by Kent Sterling
I love bureaucrats – not really.
They say one thing while doing the opposite leaving everyone confused as to what they really mean. That confusion is the centerpiece of their professional strategy.
Today, University of Louisville Athletic Director Tom Jurich told the media that he has decided that 2011 ESPN.com recruiter of the year would remain on U of L’s football staff despite today’s announcement of the NCAA’s show cause order earned through Hurtt’s cheating when at the University of Miami and failure to cooperate with the investigators.
The NCAA wants Clint Hurtt out of college football. Jurich doesn’t. Hurtt keeps his job.

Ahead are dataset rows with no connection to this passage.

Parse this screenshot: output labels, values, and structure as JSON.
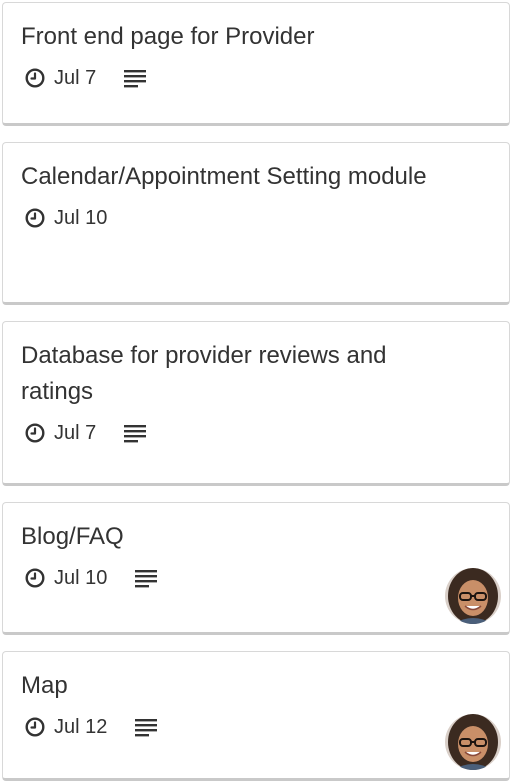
{
  "cards": [
    {
      "title": "Front end page for Provider",
      "due": "Jul 7",
      "has_description": true,
      "has_avatar": false
    },
    {
      "title": "Calendar/Appointment Setting module",
      "due": "Jul 10",
      "has_description": false,
      "has_avatar": false
    },
    {
      "title": "Database for provider reviews and ratings",
      "due": "Jul 7",
      "has_description": true,
      "has_avatar": false
    },
    {
      "title": "Blog/FAQ",
      "due": "Jul 10",
      "has_description": true,
      "has_avatar": true
    },
    {
      "title": "Map",
      "due": "Jul 12",
      "has_description": true,
      "has_avatar": true
    }
  ],
  "icons": {
    "due": "clock-icon",
    "description": "description-lines-icon",
    "member": "avatar"
  },
  "colors": {
    "text": "#333333",
    "card_border": "#d8d8d8",
    "card_shadow": "#c9c9c9",
    "background": "#ffffff"
  }
}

A show cause order does not mandate that a school terminate employment, but it does require a school attempting to hire him show cause as to why that coach should be allowed to work for an NCAA member university. What a show cause really means is that the NCAA doesn’t believe that coach is a force for good in collegiate athletics, and should have no place on a staff.
Jurich’s stance leaves me conflicted. I don’t know Jurich, but he ran a very good guy off of Louisville radio through his relationship with that radio company’s management. The guy I’m talking about isn’t a flame thrower, but a thoughtful and very friendly host/man. Jurich, in effect, did to my friend what the NCAA is trying to force him to do.
At the same time, I kind of like the display of disrespect for the NCAA that Jurich is showing. If the NCAA had any sack at all, it would do something – anything – to get the attention of coaches who see the risk/reward of cheating to favor them at such a wild proportion that they cheat in plain sight, and brag to the media about it.
Books and investigative pieces that detail the brazen corruption so pervasive in college athletics are being published at a dizzying pace. Sports Illustrated worked for months putting together a five-part indictment of Oklahoma State Football that was so mundane, I stopped reading it after the first three parts. As I read, I kept asking myself, “So what?”. We all know that recruiting violations occur, that hostesses bed recruits, that tutors complete homework assignments for nonmotivated students/game changing athletes, that players do drugs occasionally, and that agents find a way to get cash to student-athletes.
The NCAA’s enforcement staff has been relegated to the role of high school rent-a-cop. Back when I was in high school, there were enough people getting stoned in their cars during lunch that the school hired a short and squatty 35 year-old cop to patrol the lot. At first, he wore a uniform. He was easy to spot and avoid. Then, he tried to get clever, dressing in tie-dyed tees and jorts to blend in. Yeah, real clever. The only chance he had to catch anyone was that their laughter would betray them.
The NCAA inspires so little fear that Jurich refused to fire a coach who was issued a show cause order. I can’t remember that ever happening. One minute during today’s media event, Jurich said that he has great respect for the NCAA and the enforcement staff, and in the next he said that his refusal to fire Hurtt was due to a disagreement as to whether Hurtt cooperated fully with the NCAA enforcement folks.
Jurich believes Hurtt was cooperative, but the NCAA doesn’t. Jurich wins.
This is like getting a speeding ticket, refusing to pay, and having the court throw up its hands and say, “Oh well! Fine, don’t pay then.”
The NCAA has been so thoroughly marginalized since the heavy handed Ohio State penalties and the Penn State sanctions that lacked any measure of due process that a big shot AD like Jurich is basically ignoring them. The NCAA acted almost instantly in eviscerating the Nittany Lions, but took 2 1/2 years from the beginning of the Miami investigation to today’s announcement of its penance.
Jurich was arrogant enough today to tell the NCAA to go squat, but also arrogant enough to force a friend of mine out of the radio market. The enemy of my friend who is also the enemy of my enemy is a source of confusion for me.